There’s a lot of things that No Man’s Sky doesn’t quite get right. Combat, in general, is a little wonky, and the magic of the procedural generation starts to wear off a little once you see the repetition of a planet’s landscape. What keeps me coming back, though, is the beauty of the exploration. The game encourages going where no one has gone before. That’s where the magic is. You’ll never know what you’ll find if you look hard enough. And the scale is so massive that you can look and find things for a long time.

What I also love is Hello Games’ due diligence to stay true to the original vision. In an era where the goal is to get the money and run or cut one’s losses if the finished product is less than stellar, No Man’s Sky is the George Foreman of the gaming universe – down doesn’t mean out. I have a soft spot for developers that truly care about their work. Yes, junk is junk, and there are some games that are beyond redemption. But if the creators believe in their creation with the intent of delivering a good experience, they’ll have my utmost support.

It’s what made me turn away from my life of virtual crime.

A New Beginning

No Man’s Sky’s the Limit: A Tale of Video Game Piracy

I will rebuild. Rebuilding seems to be the mantra for 2020. And the meta of such rings true. I will start anew on my next playthrough, with a clean conscience knowing that I supported Hello Games in their endeavor to make the best damn space exploration game. My measly dollars may not mean much, but I wish Hello Games well with future development of No Man’s Sky. I’m pleased with it in its current state, but I know there’s so much more potential for it to be better.

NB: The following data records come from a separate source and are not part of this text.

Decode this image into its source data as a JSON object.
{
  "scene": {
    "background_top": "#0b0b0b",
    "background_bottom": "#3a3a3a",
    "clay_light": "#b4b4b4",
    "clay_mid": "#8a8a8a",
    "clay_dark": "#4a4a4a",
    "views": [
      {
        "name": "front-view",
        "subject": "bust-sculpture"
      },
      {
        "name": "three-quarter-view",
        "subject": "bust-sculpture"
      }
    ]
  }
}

On my next run, who knows? I might end up mining for sodium. SME Salts Incorporated has a nice ring to it.

Written by Guest Post